LEWIS: I wonder if he thinks he has a chance for re-election or if he just wants to be left alone when he goes back home and be a hero to the Trump lovers or this is just him talking now and he's ultimately going to vote with Democrats.

But I would say, as much as we agree that I think Nancy Pelosi is very shrewd, very smart, I just feel -- I think the real question was should Democrats have held open the House impeachment? Because then you could have tried to have compelled people, like Bolton or Pompeo to testify, and then Doug Jones really would have no argument at that point.

And I get why Democrats --

BASH: Doug Jones might not be in the Senate by the time they get to that. LEWIS: That's the problem, right? That's the problem.

KEILAR: I mean, he must be eyeing re-election, right? That would be shooting the moon.

BASH: Yes, no, absolutely. But just like it's a different dynamic than, say, the Kavanaugh nomination, but there are similarities in that one of the calculus -- calculi?

KEILAR: Calculations.

BASH: Calculations. It's Monday.

KEILAR: It is Monday of a holiday week, you all.

BASH: That the moderate Democrats and the moderate Republicans have to make going into this if they're going to put the politics in the mix of their decision is if I vote against my party, am I going to anger my base so much that even if I get some Republicans and Independents, it won't make up for it. And that's true for Doug Jones. If he doesn't vote against the president for the articles of impeachment, there are Democrats, there is a Democratic base in Alabama, and if they stay home, he's in trouble.

KEILAR: Thank you so much, all of you, Sophia, Matt, Dana, I appreciate it.

That special relationship with the president has touted with Kim Jong- un, well, it appears to be over. North Korea is set to adopt a new hard line policy with the U.S. that includes taking denuclearization off the table.

Plus, hundreds of evangelical leaders step up to defend the president after a Christian magazine calls on him to be removed.


And Saudi Arabia hands down death sentences in the case of murdered journalist Jamal Khashoggi. But are those most involved in this brutal murder just getting a pass?


KEILAR: President Trump's former National Security Adviser John Bolton is delivering some of his sharpest criticism of the White House yet, saying that President Trump is failing in his approach to North Korea. In a new interview with Axios, Bolton accuses the president of bluffing about his efforts to stop North Korea's nuclear ambitions. Saying in part, quote, the idea that we are somehow exerting maximum pressure on North Korea is just unfortunately not true.


And this comes as North Korea is preparing to send the U.S. a, quote, Christmas gift, which, according to sources, means they're considering taking denuclearization off the negotiating table or possibly even testing a missile that's capable of reaching all the way to the U.S.

With me here now is Samantha Vinograd. She's a former security adviser on the National Security Council in the Obama administration. Sam, thank you for joining us.
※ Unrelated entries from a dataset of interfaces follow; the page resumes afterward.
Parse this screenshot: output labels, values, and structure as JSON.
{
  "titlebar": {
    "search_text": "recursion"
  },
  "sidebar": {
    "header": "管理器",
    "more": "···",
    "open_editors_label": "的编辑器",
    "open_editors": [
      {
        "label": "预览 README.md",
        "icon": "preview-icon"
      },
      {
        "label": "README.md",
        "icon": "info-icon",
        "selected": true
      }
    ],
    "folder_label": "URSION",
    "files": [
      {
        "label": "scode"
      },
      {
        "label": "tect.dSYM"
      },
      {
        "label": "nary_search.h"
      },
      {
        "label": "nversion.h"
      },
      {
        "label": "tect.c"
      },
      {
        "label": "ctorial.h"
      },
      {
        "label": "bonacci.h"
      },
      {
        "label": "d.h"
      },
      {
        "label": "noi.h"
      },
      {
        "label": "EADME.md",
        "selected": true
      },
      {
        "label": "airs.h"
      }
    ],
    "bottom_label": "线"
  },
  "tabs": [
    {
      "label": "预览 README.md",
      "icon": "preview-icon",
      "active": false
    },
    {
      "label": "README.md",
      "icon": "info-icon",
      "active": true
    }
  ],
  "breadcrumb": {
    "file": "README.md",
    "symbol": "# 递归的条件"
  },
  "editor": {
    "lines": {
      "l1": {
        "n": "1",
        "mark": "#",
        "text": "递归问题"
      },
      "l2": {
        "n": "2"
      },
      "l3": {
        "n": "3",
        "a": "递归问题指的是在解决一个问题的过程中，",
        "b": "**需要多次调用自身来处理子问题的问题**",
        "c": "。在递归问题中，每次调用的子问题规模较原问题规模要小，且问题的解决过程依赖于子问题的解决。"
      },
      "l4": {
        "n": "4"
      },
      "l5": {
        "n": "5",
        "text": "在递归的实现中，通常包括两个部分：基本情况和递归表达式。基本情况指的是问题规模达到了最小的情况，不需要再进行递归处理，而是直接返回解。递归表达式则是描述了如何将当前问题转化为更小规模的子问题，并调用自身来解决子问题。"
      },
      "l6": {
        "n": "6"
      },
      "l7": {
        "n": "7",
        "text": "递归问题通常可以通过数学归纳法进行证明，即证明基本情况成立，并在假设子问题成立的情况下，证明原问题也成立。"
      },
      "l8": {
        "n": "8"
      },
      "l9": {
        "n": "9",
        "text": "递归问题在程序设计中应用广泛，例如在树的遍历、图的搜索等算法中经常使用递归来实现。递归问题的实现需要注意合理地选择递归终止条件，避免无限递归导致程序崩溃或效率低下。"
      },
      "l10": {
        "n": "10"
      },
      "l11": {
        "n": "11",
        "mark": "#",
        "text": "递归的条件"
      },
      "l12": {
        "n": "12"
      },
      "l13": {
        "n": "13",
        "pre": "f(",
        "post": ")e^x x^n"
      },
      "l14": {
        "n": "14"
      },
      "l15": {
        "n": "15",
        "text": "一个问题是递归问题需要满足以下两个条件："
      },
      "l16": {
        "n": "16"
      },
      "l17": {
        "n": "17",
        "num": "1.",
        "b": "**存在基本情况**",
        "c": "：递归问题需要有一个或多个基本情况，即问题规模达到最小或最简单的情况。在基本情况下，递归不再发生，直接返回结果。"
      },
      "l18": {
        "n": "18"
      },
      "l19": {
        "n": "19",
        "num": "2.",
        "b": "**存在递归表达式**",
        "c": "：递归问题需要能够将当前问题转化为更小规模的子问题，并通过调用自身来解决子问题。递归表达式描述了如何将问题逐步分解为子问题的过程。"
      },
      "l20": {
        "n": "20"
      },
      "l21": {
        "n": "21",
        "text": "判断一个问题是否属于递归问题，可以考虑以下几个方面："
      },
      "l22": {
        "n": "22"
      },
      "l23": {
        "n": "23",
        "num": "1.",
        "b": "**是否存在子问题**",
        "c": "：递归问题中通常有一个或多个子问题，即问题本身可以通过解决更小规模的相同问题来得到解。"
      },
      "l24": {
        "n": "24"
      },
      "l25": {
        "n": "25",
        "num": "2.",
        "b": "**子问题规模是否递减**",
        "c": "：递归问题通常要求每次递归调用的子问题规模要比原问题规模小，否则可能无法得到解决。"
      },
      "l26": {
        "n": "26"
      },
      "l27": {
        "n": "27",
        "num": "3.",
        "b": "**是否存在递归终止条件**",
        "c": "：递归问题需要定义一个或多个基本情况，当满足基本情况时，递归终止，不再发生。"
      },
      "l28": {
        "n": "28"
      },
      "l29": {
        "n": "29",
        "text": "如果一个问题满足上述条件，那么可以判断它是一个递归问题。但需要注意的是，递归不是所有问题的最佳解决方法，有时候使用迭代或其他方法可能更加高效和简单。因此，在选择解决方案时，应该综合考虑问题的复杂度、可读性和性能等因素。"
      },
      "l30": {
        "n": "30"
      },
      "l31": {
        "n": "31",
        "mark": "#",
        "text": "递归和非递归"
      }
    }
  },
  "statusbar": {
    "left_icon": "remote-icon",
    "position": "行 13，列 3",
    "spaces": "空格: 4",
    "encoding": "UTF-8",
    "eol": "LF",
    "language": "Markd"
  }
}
And John Bolton, obviously, he's known as someone who is pretty hawkish on a lot of things, including North Korea, Iran. How much of this is him just trying to stoke the flames and maybe take a jab at his former boss and how much of this is really just his opinion?
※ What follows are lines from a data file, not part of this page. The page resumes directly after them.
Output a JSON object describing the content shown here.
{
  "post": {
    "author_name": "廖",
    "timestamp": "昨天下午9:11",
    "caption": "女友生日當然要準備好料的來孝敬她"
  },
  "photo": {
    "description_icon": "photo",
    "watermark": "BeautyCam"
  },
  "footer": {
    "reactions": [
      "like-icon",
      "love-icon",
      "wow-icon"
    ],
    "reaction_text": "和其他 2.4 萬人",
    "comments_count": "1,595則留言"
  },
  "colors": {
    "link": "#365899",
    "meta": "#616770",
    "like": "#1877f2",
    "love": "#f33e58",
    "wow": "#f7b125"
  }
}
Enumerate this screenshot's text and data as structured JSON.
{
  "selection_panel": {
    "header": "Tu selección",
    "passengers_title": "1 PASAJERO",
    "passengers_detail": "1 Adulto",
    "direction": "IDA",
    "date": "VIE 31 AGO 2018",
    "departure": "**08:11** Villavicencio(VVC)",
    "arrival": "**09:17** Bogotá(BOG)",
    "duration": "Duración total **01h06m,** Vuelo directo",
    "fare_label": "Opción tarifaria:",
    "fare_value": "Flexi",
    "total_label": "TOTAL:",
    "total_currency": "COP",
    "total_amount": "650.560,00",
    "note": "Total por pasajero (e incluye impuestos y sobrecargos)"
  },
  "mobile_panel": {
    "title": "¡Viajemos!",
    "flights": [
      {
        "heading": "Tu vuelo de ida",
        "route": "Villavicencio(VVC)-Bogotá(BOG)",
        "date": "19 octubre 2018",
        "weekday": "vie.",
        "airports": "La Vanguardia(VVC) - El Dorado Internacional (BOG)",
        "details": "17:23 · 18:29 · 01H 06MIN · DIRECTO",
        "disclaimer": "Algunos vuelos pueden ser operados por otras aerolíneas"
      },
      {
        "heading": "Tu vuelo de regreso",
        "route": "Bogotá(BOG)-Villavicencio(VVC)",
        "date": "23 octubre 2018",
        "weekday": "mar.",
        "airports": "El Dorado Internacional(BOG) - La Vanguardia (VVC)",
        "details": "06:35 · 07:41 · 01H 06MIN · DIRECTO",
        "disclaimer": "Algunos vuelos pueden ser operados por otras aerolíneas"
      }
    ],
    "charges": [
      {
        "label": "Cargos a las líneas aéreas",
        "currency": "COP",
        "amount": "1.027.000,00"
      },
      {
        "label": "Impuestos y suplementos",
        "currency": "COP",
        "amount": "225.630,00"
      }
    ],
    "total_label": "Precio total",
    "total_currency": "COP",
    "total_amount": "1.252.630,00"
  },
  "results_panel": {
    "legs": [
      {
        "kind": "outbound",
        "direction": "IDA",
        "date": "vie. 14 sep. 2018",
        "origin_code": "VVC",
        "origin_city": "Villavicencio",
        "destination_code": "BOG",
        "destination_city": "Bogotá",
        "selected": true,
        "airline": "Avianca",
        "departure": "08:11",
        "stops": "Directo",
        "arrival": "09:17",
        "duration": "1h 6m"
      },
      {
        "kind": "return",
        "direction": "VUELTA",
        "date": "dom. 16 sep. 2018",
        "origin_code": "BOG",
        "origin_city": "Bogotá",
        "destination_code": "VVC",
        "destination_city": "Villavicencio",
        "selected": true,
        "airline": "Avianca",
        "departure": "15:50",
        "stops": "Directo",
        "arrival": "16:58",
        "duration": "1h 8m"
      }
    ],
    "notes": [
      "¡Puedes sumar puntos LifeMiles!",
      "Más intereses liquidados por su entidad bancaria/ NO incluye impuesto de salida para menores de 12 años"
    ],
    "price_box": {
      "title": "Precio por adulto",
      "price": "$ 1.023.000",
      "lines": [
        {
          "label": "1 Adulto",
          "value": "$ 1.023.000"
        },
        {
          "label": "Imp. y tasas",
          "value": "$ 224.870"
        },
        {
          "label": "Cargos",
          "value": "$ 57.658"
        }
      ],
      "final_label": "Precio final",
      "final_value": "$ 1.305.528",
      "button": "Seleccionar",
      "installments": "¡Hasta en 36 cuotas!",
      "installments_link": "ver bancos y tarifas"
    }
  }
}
SAMANTHA VINOGRAD, CNN NATIONAL SECURITY ANALYST: Well, John Bolton is certainly spending a lot of time speaking with the media, a time he could be spending talking to Congress. But John Bolton has been at odds with the president over North Korea, even when he was national security adviser.

But with respect to the specific claim that President Trump is bluffing, the proof is in the pudding, Brianna. We have seen North Koreans' test missiles since President Trump and Kim Jong-un began their special relationship. We have seen President Trump fail to take action when North Korea has tested missiles. And let's remember, short-range missiles, which North Korea has resumed testing, directly threaten Americans. Hundreds of thousands of Americans live in range of these short and medium-range missiles.

So the North Koreans have very little reason to think that President Trump is actually going to do something concrete if they implement another test.

KEILAR: So where did this fall apart or was it ever really something that was happening in the first place?

VINOGRAD: Well, the premise was wrong, Brianna. The North Koreans have now said that denuclearization is off the table. This is the most honest the regime has been. Remember, our intelligence community assessed last January that the Kim regime would not denuclearize. President Trump refused to accept that intelligence assessment, so the whole premise of negotiations with the North Koreans was off the mark (ph) from the get-go.

The question now for President Trump is whether he will accept reality. Reality bites for him in this scenario because it's not where he wants it to be. And whether he will acknowledge that North Korea is not going to denuclearize, and in some way try to figure out, instead he can try to get the next best option, which is a freeze on their current program.

KEILAR: This issue has -- you said reality bites for President Trump. Reality has bitten for so many presidents now in a row here when it comes to North Korea. So the best case scenario then would be a freeze.

But, long-term, what is the reality that the U.S. is going to be confronting when it comes to North Korea and nuclearization?

VINOGRAD: Well, Brianna, I'm glad that you raised that because the North Korea nut has been tough to crack for several presidents. It's not just President Trump. The difference with this president is that he has tied his personal campaign needs, his political needs, with, quote, unquote, success with North Korea. So the reality is that North Korea, over the last 18 months, since Singapore, has improved its arsenal, it's gotten more advanced technology and it's started to get more revenues from sanctions busting. It is in a better place when President Trump resumed these negotiations. So whomever is in the Oval Office after the 2020 election is going to confront a stronger North Korea.

KEILAR: Sam Vinograd, thank you so much.

VINOGRAD: Thanks, Brianna.

KEILAR: One publication sparking a religious divide. Why an op-ed about the president has nearly 200 faith leaders up in arms, plus, the fight for votes in the 2020 race.


SEN. AMY KLOBUCHAR (D-MN), PRESIDENTIAL CANDIDATE: I don't think that Donald Trump has some kind of monopoly on votes in rural America or in suburban America, not for a second.


KEILAR: CNN takes a closer look at the state of Amy Klobuchar's presidential campaign.



KEILAR: A group of conservative evangelicals are now rallying around the president following a scathing op-ed in Christianity Today, which called for President Trump's removal from office. In a letter to the magazine's president, nearly 200 church leaders condemned the op-ed writing this, we are not far right evangelicals, as characterized by the author.

Rather, we are bible-believing Christians and patriotic Americans. Your editorial offensively questioned the spiritual integrity and Christian witness of tens of millions of believers who take seriously their civic and moral obligations.

Here to discuss now, we have Father Edward Beck and Sarah Posner, who is the author of the forthcoming book, Unholy, Why White Evangelicals Worship at the Altar of Donald Trump.

And, Sarah, you wrote recently a New York Times op-ed titled that the Christianity Today editorial won't change anything. Tell us why.

SARAH POSNER, AUTHOR, UNHOLY, WHY WHITE EVANGELICS WORSHIP AT THE ALTAR OF DONALD TRUMP: Well, Christianity Today is a flagship magazine for evangelical America founded by Billy Graham in the 1950s. But since the magazine was founded six decades ago, evangelicalism have changed a lot. There have been a lot of sub-movements and new religious movements within evangelicalism that we now see rallying around President Trump, new political organizations, new types of organizing, televangelism, new kinds of media.

So a magazine like Christianity Today doesn't have the singular resonance that it might have had back in the '50s, '60s or even the '70s.